→ Your objective
Answer with one number only: how many lines in this material contain the word "Login"?

→ Excerpted data
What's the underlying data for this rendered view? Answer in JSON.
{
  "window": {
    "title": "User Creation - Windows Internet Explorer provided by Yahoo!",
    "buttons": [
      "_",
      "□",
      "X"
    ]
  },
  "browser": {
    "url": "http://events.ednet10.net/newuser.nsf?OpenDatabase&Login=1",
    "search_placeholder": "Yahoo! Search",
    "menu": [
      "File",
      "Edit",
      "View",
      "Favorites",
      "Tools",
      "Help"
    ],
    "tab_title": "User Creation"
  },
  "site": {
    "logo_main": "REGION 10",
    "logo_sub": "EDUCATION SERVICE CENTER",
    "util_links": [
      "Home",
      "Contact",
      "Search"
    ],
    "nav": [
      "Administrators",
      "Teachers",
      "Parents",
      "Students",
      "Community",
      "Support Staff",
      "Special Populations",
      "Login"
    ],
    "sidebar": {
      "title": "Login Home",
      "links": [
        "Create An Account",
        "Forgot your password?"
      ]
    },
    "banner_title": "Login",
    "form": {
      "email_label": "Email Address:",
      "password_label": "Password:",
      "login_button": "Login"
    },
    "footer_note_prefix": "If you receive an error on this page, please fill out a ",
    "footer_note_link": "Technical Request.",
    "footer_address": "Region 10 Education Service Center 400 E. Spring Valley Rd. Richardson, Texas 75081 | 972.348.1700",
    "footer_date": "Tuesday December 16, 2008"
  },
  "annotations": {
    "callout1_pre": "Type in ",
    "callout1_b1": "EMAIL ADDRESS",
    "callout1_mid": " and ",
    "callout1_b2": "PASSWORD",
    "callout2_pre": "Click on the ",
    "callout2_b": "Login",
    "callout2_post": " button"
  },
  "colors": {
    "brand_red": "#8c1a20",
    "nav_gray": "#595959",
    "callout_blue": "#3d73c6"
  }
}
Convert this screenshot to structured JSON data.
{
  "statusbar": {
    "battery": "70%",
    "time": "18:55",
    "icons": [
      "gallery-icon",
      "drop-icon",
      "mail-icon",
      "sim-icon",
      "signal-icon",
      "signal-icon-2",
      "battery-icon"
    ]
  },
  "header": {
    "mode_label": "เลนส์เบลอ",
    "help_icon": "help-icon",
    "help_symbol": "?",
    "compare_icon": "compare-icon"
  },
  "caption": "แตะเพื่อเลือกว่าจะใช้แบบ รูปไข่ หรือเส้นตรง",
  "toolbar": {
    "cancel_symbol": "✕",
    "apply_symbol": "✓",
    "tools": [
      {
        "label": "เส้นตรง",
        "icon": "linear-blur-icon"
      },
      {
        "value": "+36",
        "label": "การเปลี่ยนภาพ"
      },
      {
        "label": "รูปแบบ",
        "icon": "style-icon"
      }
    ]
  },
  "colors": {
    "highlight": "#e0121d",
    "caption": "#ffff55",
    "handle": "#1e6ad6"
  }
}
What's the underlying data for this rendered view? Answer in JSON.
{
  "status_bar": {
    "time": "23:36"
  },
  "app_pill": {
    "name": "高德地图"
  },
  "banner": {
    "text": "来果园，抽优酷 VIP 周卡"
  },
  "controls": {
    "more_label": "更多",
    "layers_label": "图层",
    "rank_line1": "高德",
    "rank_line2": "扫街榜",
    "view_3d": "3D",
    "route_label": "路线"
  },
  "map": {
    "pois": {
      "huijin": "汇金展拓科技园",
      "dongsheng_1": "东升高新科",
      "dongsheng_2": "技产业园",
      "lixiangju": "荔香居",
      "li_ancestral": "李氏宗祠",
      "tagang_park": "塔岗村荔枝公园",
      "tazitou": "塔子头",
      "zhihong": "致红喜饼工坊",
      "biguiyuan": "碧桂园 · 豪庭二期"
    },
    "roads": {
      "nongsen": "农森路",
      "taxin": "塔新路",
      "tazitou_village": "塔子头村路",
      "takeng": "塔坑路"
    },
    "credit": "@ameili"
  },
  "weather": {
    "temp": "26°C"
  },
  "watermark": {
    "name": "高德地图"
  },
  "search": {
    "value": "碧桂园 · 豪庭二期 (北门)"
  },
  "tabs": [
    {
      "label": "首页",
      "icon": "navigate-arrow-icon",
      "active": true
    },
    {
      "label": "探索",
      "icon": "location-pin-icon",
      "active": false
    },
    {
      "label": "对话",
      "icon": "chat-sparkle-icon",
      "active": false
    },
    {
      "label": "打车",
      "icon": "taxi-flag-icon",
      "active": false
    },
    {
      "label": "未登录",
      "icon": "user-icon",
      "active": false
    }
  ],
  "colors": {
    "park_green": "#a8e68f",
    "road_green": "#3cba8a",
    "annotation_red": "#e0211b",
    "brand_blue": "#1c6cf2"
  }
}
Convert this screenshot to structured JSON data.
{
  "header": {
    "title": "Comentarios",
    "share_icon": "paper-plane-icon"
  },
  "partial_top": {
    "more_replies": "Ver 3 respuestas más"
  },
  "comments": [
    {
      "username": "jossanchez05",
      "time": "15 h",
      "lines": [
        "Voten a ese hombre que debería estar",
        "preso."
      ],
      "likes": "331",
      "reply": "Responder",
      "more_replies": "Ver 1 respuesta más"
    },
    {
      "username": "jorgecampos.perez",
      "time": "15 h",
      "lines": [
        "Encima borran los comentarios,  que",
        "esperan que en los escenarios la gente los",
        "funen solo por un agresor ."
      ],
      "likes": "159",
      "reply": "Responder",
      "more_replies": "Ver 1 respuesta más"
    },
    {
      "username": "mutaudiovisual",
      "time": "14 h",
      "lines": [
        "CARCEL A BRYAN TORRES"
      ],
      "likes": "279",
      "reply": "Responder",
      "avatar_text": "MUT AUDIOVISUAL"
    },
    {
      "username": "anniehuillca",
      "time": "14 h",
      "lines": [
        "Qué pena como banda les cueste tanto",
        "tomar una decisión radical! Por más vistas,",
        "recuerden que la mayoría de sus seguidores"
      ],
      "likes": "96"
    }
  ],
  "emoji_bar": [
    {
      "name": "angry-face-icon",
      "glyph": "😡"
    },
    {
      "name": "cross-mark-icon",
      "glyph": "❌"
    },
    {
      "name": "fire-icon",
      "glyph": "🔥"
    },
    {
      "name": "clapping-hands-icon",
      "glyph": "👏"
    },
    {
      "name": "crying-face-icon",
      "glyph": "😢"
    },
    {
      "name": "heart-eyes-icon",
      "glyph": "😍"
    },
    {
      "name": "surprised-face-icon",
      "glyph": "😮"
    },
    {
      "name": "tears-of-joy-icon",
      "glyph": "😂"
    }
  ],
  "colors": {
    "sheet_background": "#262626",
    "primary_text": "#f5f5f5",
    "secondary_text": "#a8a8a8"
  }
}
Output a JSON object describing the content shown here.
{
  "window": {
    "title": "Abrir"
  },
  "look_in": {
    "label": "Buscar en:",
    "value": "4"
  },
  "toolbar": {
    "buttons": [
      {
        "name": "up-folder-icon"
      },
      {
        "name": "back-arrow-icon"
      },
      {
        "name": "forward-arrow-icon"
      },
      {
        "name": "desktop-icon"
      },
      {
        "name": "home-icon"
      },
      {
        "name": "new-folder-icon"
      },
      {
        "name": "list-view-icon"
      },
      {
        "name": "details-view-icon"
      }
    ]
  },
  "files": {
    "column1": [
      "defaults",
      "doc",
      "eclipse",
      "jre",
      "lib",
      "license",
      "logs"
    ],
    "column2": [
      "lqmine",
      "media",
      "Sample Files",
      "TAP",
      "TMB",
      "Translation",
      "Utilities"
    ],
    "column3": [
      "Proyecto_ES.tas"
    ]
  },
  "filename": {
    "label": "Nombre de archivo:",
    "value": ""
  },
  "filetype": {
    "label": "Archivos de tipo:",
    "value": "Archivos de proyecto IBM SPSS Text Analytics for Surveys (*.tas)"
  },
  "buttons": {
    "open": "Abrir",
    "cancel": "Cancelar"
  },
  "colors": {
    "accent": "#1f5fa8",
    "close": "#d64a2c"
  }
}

→ Exercise output
6